Here is how we did it this time:
|A plate was screwed through the gudgeon holes. The big hole is hollowed|
out to accommodate the large bolt head.
|This is how it looked all assembled. A second plate|
was screwed to the first plate--you can see the rest.
Here is how I would do it next time:
I would make both plates longer so both top and bottom gudgeon holes were used. (Instead of just one set) I would use long #10 machine screws instead of wood screws. I would also center the large bolt (pivot point) between the top and bottom gudgeon holes.
What we did this time worked pretty well. I was able to lift and roll the boat by myself. But this would have been a better way to do the whole thing. (If you want a PDF of this drawing, email me: firstname.lastname@example.org.)
Of course you have to postpone painting the transom until the boat is back up on the trailer. But that turned out to be pretty easy to do.
I did try rolling and tipping the transom, but with all the practice I had spraying, I wasn't happy with the roll and tip so I sanded it down and sprayed the last two coats on the transom.
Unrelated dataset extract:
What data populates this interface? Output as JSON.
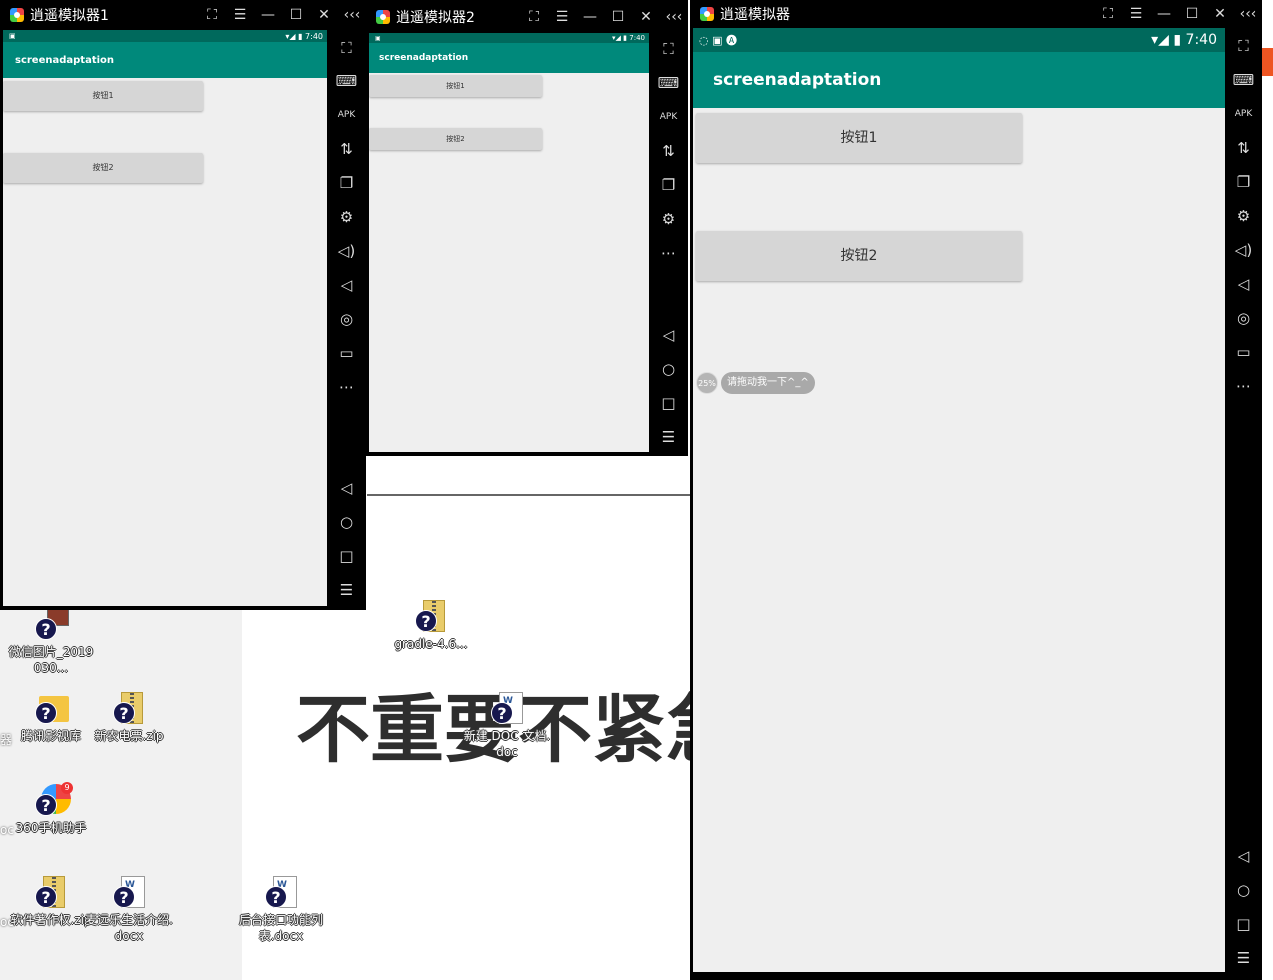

When the boat is back in the water, I will turn all of these posts into a page.